To the sound of a horn blast that will become familiar to Detroiters in a few months, a fresh-from-the-factory M-1 RAIL streetcar made a historic first run on Dec. 12 along the 3.3 mile route through the city’s Woodward Corridor.

For the inaugural run, the streetcar motored out of the Penske Tech Center, the M-1 maintenance and operations hub, under its own power and then was towed by truck the rest of the way down Woodward Avenue to the line’s southernmost station at Congress Street.
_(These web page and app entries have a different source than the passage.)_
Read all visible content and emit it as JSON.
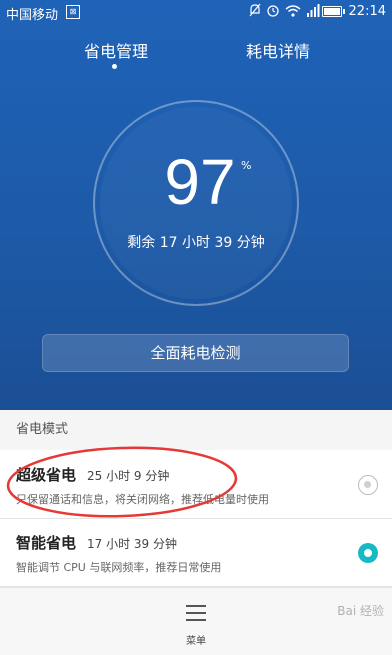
{
  "status_bar": {
    "carrier": "中国移动",
    "carrier_icon": "⊠",
    "time": "22:14",
    "icons": [
      "mute-icon",
      "alarm-icon",
      "wifi-icon",
      "signal-icon",
      "battery-icon"
    ],
    "battery_level": 0.97
  },
  "tabs": [
    {
      "label": "省电管理",
      "active": true
    },
    {
      "label": "耗电详情",
      "active": false
    }
  ],
  "battery": {
    "percent": "97",
    "percent_sign": "%",
    "remaining": "剩余 17 小时 39 分钟"
  },
  "check_button": {
    "label": "全面耗电检测"
  },
  "section": {
    "title": "省电模式"
  },
  "modes": [
    {
      "name": "超级省电",
      "time": "25 小时 9 分钟",
      "desc": "只保留通话和信息，将关闭网络，推荐低电量时使用",
      "selected": false
    },
    {
      "name": "智能省电",
      "time": "17 小时 39 分钟",
      "desc": "智能调节 CPU 与联网频率，推荐日常使用",
      "selected": true
    }
  ],
  "bottom": {
    "menu_label": "菜单",
    "watermark": "Bai 经验"
  },
  "colors": {
    "header": "#1f63b8",
    "accent": "#16b9c4",
    "annotation": "#e53935"
  }
}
M-1 RAIL CEO Matt Cullen said this was the first of a thousand test runs in preparation for the beginning of passenger service in 2017.
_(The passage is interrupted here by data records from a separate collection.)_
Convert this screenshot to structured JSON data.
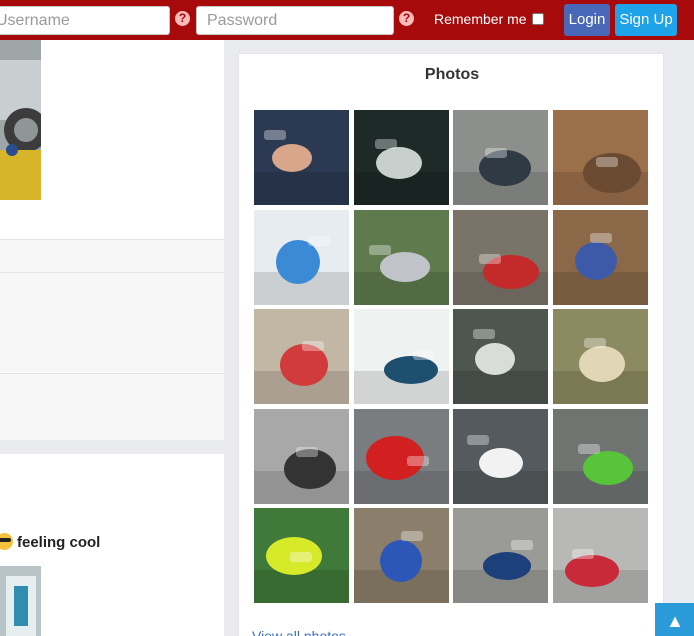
{
  "header": {
    "username_placeholder": "Username",
    "password_placeholder": "Password",
    "remember_label": "Remember me",
    "login_label": "Login",
    "signup_label": "Sign Up",
    "help_glyph": "?"
  },
  "feed": {
    "status_text": "feeling cool"
  },
  "photos": {
    "title": "Photos",
    "view_all": "View all photos",
    "tiles": [
      {
        "subject": "driver-portrait-redbull-cap",
        "bg": "#2b3a52",
        "fg": "#d8a68a"
      },
      {
        "subject": "driver-in-helmet-petronas",
        "bg": "#1d2a27",
        "fg": "#c7d0cd"
      },
      {
        "subject": "rally-driver-with-car",
        "bg": "#8d8f8c",
        "fg": "#2f3a44"
      },
      {
        "subject": "dirt-bike-desert",
        "bg": "#9a6f4a",
        "fg": "#6a4a30"
      },
      {
        "subject": "f1-car-top-view",
        "bg": "#e7ecf0",
        "fg": "#3a8ad6"
      },
      {
        "subject": "race-start-track",
        "bg": "#5f7a4d",
        "fg": "#c0c4c8"
      },
      {
        "subject": "rally-car-crash",
        "bg": "#7a7368",
        "fg": "#c42a2a"
      },
      {
        "subject": "rally-car-canyon",
        "bg": "#8a6848",
        "fg": "#3d5aa8"
      },
      {
        "subject": "rally-car-dust",
        "bg": "#c2b6a4",
        "fg": "#d23b3b"
      },
      {
        "subject": "speedway-poster-zohor",
        "bg": "#eef2f0",
        "fg": "#1e4f6e"
      },
      {
        "subject": "speedway-riders-bw",
        "bg": "#4e5650",
        "fg": "#d9ddd9"
      },
      {
        "subject": "men-on-track-sideline",
        "bg": "#8c8a60",
        "fg": "#e1d7b6"
      },
      {
        "subject": "speedway-rider-bw",
        "bg": "#a8a8a8",
        "fg": "#333333"
      },
      {
        "subject": "motogp-rider",
        "bg": "#7a7d80",
        "fg": "#d22020"
      },
      {
        "subject": "white-sports-car",
        "bg": "#555a5e",
        "fg": "#f2f2f2"
      },
      {
        "subject": "green-race-car",
        "bg": "#6f7471",
        "fg": "#58c43a"
      },
      {
        "subject": "yellow-lamborghini",
        "bg": "#3f7a3a",
        "fg": "#d6ea2a"
      },
      {
        "subject": "ford-gt-race",
        "bg": "#8b7e6a",
        "fg": "#2d57b7"
      },
      {
        "subject": "prototype-race-cars",
        "bg": "#9a9a96",
        "fg": "#1d3f7a"
      },
      {
        "subject": "red-prototype-cars",
        "bg": "#b8b8b6",
        "fg": "#c82a3a"
      }
    ]
  },
  "ui": {
    "scroll_top_glyph": "▲"
  }
}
An M-1 streetcar rolls out of the Penske Tech Center for the first time
An M-1 streetcar rolls out of the Penske Tech Center for the first time.
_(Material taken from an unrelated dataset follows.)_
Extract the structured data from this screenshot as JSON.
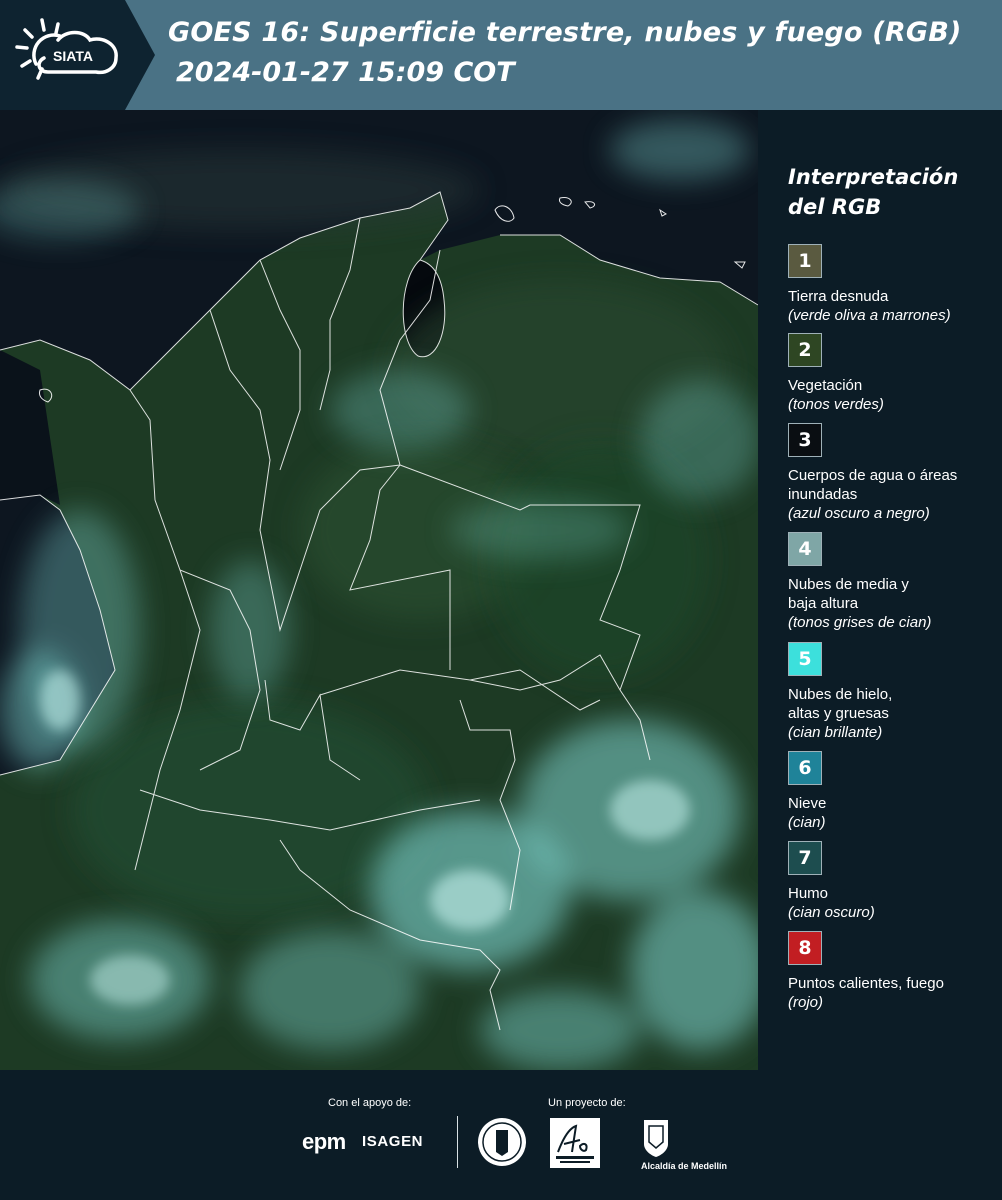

The event marked another recent milestone for the streetcar project which began construction in July 2014:  the first cars arrived in September, track installation and road construction was completed in November, designs for the system’s 20 stations were released in early December. The streetcar system – running along what is designated as the New Center-to-downtown QLINE – is to carry its first regular service riders this spring.

The Kresge Foundation has been the lead contributor, committing $50 million to the $142 million transit project, the first in the nation led by a philanthropic-private partnership working in conjunction with local, state and federal governments.

The project is intended as a new engine for economic development and opportunity in Detroit’s Woodward Corridor and a statement about the benefits that come with improved transportation in the region. “The QLine transit system gives the city of Detroit added value and will bring the city together,” Mayor Mike Duggan said. “It looks really good, and I can’t wait to get on it.”

Man walking toward QLINE/M-1 station
Last week, M-1 Rail released renderings of stations along the QLINE. 

“A project that many said would never happen is now a reality,” Wendy Lewis Jackson, co-managing director of The Kresge Foundation Detroit Program, told the crowd who gathered to see the streetcar take its inaugural run.

She said Detroiters can see M-1 as an example of how to get tough things done.

“This is how we have approached the biggest, most daunting challenges in our city and our region. We’ll conquer our challenges by acting creatively, by acting cooperatively, and by acting boldly,” said Jackson.